Mayor Coombs has brought back inclusiveness, conciliation, and an open mind to civic discussions. Hang up on the pushing pollsters, and join me in voting to keep Mayor Coombs working for all of us in Longmont.

Senate candidate Romanoff does what he says he will do

Andrew Romanoff

Andrew Romanoff

There are political experts in Boulder County who don’t see much difference between Andrew Romanoff and Michael Bennet in the race for the Democratic nomination for the U.S. Senate. There are those in the Democratic Party who also make this claim. Yet the differences between the two candidates are significant. Beyond stylistic, the differences in positions are substantive and very real.

Let’s begin with measures that could make government more accountable to its citizens.

Romanoff refuses to accept campaign contributions from corporations, political action committees or any special-interest groups. Bennet’s campaign has taken more than a million dollars from special interest groups, including bailed-out banks, discredited insurance companies, BP and other oil industry giants and high-powered Washington, D.C., lobbying firms. There is nothing stylistic about that difference. It’s as plain as it can be.

Romanoff proposes to prohibit lawmakers from taking cash from anyone lobbying a committee on which they are a member. Bennet serves on the Senate Banking Committee, and his campaign is now one of the top 10 recipients of Wall Street cash. Nothing stylistic there either.

The difference is as plain as the nose on your face.

Romanoff supports the Fair Elections Now Act. Bennet, to the best of my knowledge, continues to decline to state his position. Again, a plain and obvious difference between the two candidates.
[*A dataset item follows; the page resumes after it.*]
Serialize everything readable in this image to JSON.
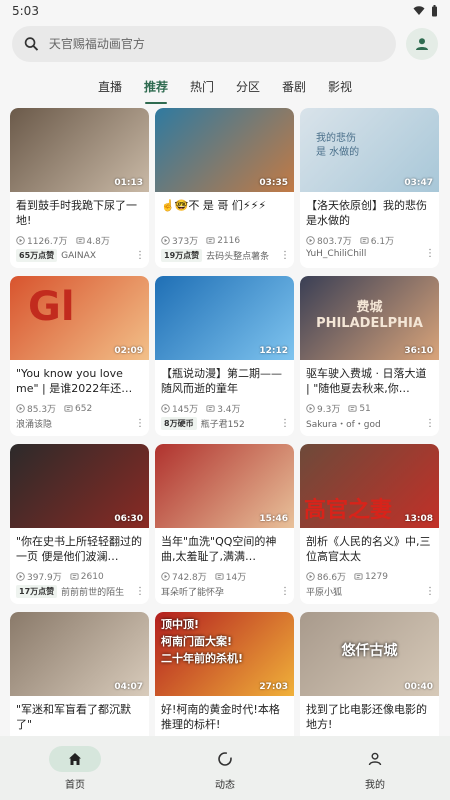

There’s no question that in the current economic crisis — and it is still a crisis — Coloradans and all Americans are vitally concerned about how to protect their jobs, their homes and their savings.

Once again, Romanoff stands with the people, and Bennet stands with the big financial institutions. Romanoff supports allowing courts to shield families from foreclosure. On April 30, 2009, Bennett voted with the banks, against homowners.

Romanoff backs a plan to prevent banks from becoming “too big to fail.” Again, Bennet voted against taxpayers and with the banks on May 10. Romanoff also supports a plan to divide investment and commercial banking. So far, Bennet doesn’t have a position on this particular matter.

Romanoff’s record in Colorado shows that he voted to fund Meals on Wheels and other services for older Coloradans <HB 06-1018). And on March 3, in Congress, Bennet voted to deny seniors $250, even though he knew it was a year in which there would be no Social Security increase.

Romanoff voted to defend the right of workers to organize (HB07-1072). Bennet continues to refuse to state his position on the Employee Free Choice Act.

Repeatedly, Romanoff has made good on his efforts to hold down the cost of health care. He cracked down on insurance companies that delay or deny valid claims <HB 08-1407) .

Bennet, on the other hand, has taken thousands of dollars from the insurance industry and did not keep his promise to push for a public option in the health care legislation. He does not favor a single- payer plan, and Romanoff has been consistent in his support for a single-payer system.

As a four-time elected state legislator and as Speaker of the House, Romanoff helped make Colorado a world leader in renewable energy. Bennet talks about it, but it’s mostly that – just talk. His campaign has taken thousands of dollars from this nation’s biggest polluters, including BP.

Romanoff supports President Obama’s efforts to end tax breaks for Big Oil and to use the savings to curb the deficit and to boost energy efficiency

Again, Bennet talks about it, but on June 15, he joined a majority of senators to vote with Big Oil and against taxpayers and the environment. His message to voters seems to be: Pay attention to what I say, not what I do.

The differences between Romanoff and Bennet are many and significant.

Now it may be that Bennet has some of the same political leanings as Romanoff does, but the splendid difference is that Romanoff does what he says he will do.

He’s precisely the kind of senator Colorado needs to send to Washington, D.C., this year.

Bob Miller has resided in Longmont for six years.